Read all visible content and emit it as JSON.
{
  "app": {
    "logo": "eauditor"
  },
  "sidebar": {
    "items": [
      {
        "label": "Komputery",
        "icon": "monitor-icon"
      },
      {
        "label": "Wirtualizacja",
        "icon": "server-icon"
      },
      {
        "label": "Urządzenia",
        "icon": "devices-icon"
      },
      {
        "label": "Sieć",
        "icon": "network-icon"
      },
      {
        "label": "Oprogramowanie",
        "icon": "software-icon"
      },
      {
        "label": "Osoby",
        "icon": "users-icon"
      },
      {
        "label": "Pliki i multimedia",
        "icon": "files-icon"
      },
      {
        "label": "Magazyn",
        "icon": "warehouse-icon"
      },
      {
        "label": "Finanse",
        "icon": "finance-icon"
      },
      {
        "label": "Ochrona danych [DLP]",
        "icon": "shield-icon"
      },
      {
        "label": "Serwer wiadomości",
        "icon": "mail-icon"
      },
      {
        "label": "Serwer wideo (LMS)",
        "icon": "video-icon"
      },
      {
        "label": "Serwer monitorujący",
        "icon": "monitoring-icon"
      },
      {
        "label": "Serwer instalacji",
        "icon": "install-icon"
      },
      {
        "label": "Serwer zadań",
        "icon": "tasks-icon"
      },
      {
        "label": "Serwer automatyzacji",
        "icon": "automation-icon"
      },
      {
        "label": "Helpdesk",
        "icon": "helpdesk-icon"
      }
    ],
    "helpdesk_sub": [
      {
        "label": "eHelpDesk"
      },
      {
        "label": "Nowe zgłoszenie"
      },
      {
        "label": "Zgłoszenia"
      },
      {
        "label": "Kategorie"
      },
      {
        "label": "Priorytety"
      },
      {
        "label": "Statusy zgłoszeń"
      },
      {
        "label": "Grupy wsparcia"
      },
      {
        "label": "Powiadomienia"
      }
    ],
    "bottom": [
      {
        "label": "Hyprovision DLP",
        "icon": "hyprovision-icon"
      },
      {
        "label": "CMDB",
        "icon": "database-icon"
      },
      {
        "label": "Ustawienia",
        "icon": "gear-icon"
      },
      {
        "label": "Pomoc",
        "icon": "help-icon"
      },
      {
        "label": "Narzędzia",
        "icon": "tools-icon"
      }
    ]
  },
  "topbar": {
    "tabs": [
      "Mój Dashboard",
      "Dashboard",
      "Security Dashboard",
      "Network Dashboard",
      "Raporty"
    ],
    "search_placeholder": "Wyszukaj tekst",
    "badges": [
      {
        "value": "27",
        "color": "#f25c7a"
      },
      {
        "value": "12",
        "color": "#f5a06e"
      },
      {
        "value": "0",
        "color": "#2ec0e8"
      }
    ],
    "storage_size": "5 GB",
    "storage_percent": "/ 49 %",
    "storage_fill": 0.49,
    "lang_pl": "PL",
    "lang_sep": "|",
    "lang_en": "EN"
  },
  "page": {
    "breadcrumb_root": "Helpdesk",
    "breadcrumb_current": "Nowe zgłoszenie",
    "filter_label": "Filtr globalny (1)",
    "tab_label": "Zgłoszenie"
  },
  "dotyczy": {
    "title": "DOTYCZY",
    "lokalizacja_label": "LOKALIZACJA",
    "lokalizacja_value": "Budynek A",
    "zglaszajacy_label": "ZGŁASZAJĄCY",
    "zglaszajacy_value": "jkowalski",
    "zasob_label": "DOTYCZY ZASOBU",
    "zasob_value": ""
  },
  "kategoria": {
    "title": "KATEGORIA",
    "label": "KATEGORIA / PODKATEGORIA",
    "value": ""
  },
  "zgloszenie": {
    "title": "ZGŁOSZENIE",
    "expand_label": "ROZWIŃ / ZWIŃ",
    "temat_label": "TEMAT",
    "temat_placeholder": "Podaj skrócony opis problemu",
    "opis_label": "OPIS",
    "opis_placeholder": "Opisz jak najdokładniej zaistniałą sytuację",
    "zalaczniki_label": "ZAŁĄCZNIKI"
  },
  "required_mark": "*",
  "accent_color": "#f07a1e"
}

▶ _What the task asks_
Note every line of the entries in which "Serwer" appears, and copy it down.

▶ _Exercise response_
        "label": "Serwer wiadomości",
        "label": "Serwer wideo (LMS)",
        "label": "Serwer monitorujący",
        "label": "Serwer instalacji",
        "label": "Serwer zadań",
        "label": "Serwer automatyzacji",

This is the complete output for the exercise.